• **What you need to do**
When you return the material, keep every line exactly as it is and omit the pictures.

• **Supplied information**
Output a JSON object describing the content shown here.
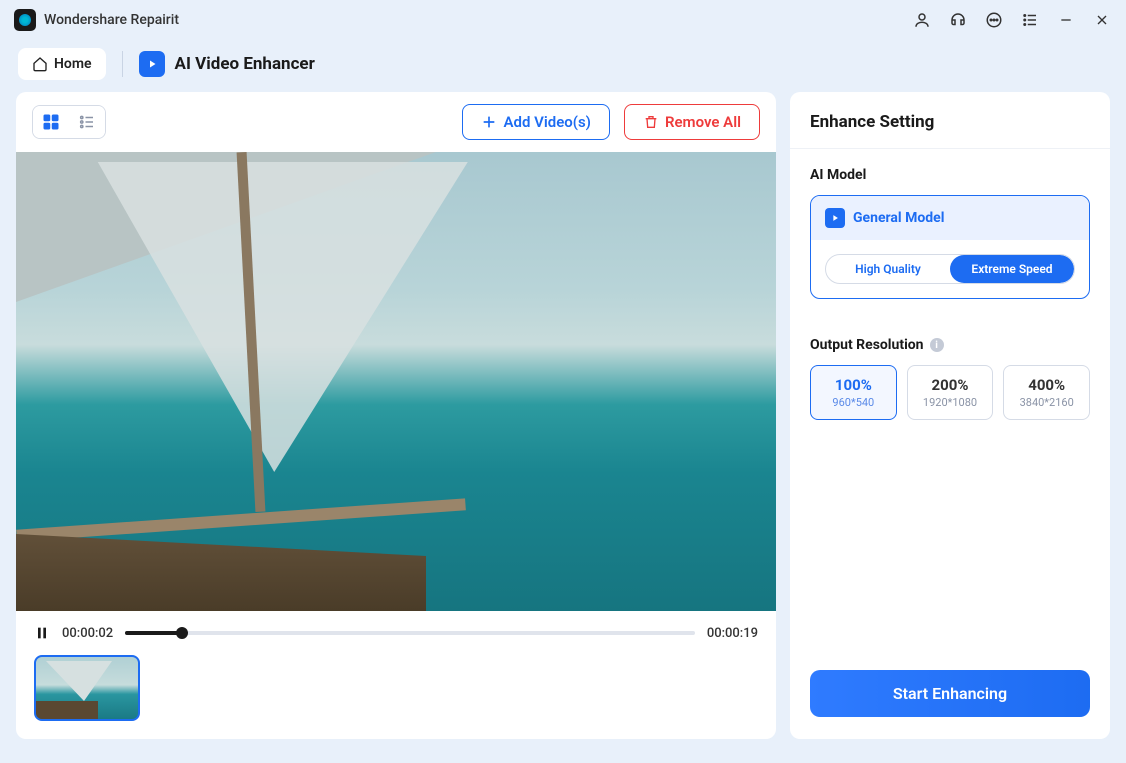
{
  "app": {
    "title": "Wondershare Repairit"
  },
  "nav": {
    "home": "Home",
    "page_title": "AI Video Enhancer"
  },
  "toolbar": {
    "add": "Add Video(s)",
    "remove": "Remove All"
  },
  "playback": {
    "current": "00:00:02",
    "duration": "00:00:19"
  },
  "enhance": {
    "title": "Enhance Setting",
    "ai_model_label": "AI Model",
    "model_name": "General Model",
    "mode_hq": "High Quality",
    "mode_speed": "Extreme Speed",
    "output_label": "Output Resolution",
    "resolutions": [
      {
        "pct": "100%",
        "dim": "960*540"
      },
      {
        "pct": "200%",
        "dim": "1920*1080"
      },
      {
        "pct": "400%",
        "dim": "3840*2160"
      }
    ],
    "start": "Start Enhancing"
  }
}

• **Result of this task**
Output a JSON object describing the content shown here.
{
  "app": {
    "title": "Wondershare Repairit"
  },
  "nav": {
    "home": "Home",
    "page_title": "AI Video Enhancer"
  },
  "toolbar": {
    "add": "Add Video(s)",
    "remove": "Remove All"
  },
  "playback": {
    "current": "00:00:02",
    "duration": "00:00:19"
  },
  "enhance": {
    "title": "Enhance Setting",
    "ai_model_label": "AI Model",
    "model_name": "General Model",
    "mode_hq": "High Quality",
    "mode_speed": "Extreme Speed",
    "output_label": "Output Resolution",
    "resolutions": [
      {
        "pct": "100%",
        "dim": "960*540"
      },
      {
        "pct": "200%",
        "dim": "1920*1080"
      },
      {
        "pct": "400%",
        "dim": "3840*2160"
      }
    ],
    "start": "Start Enhancing"
  }
}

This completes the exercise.